World Bulletin/News Desk
Thousands of mourners rallied on Saturday for the funerals of Sunni Muslims shot dead by troops as they rallied to demonstrate against Iraq's Shi'ite Prime Minister Nuri al-Maliki.
Sunnis have taken to the streets since December to protest against what they call mistreatment of their minority sect, increasing fears Iraq could slide back into the kind of Shi'ite-Sunni bloodletting that killed tens of thousands in 2006-2007.
Troops on Friday shot dead five people in Falluja, escalating the confrontation between the Shi'ite-led government and demonstrators in the Sunni-dominated western province of Anbar.
Falluja's streets filled with thousands, many taking turns to carry the coffins of slain protesters. Others carried portraits of the victims or waved the old national flag from Saddam Hussein's era, before the U.S.-led invasion ousted the Sunni strongman.
Iraqi authorities have tried to calm anger over the shootings by withdrawing soldiers from the city and replacing them with federal police, but protesters want more concessions.
"Withdrawing the army from the city is not enough, I do not know how this will benefit me and it won't get my brother back," said Mustafa Jamal, a relative of a slain protester.
Many Sunnis want reforms to anti-terrorism laws they feel unfairly target them and to a campaign against former members of Saddam's outlawed Baath party. But Sunni ranks are split, with more hardline leaders demanding the ousting of Maliki.

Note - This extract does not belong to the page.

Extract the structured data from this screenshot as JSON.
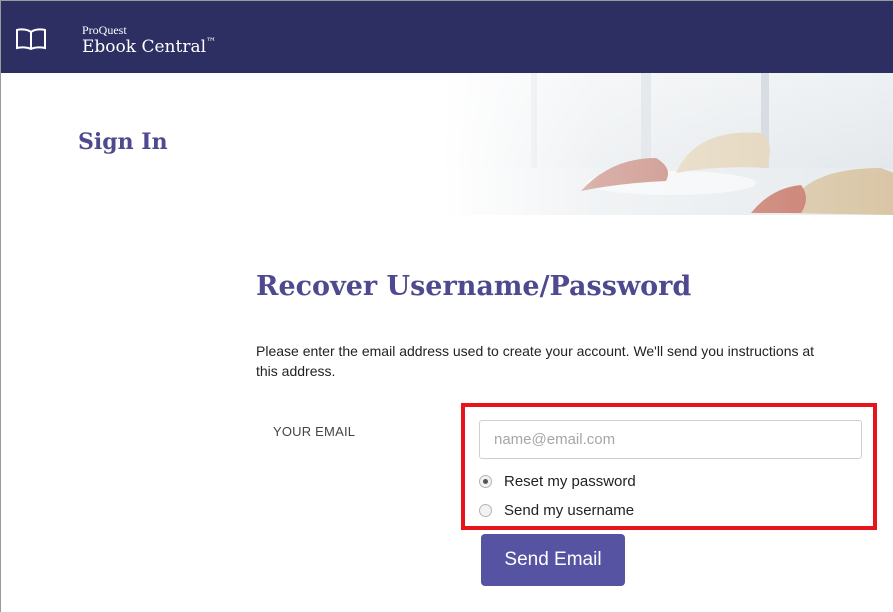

In another challenge to Maliki, lawmakers on Saturday passed a law limiting the prime minister to two terms in an attempt to block the Shi'ite premier from running again next year.
But it still needs the president's approval and will face challenges in court, after Maliki's supporters rejected it as illegal.
Since the fall of Saddam in 2003, many Iraqi Sunnis feel they have been sidelined by the Shi'ite leadership and believe Maliki is amassing power at their community's expense.Last Mod: 26 Ocak 2013, 17:05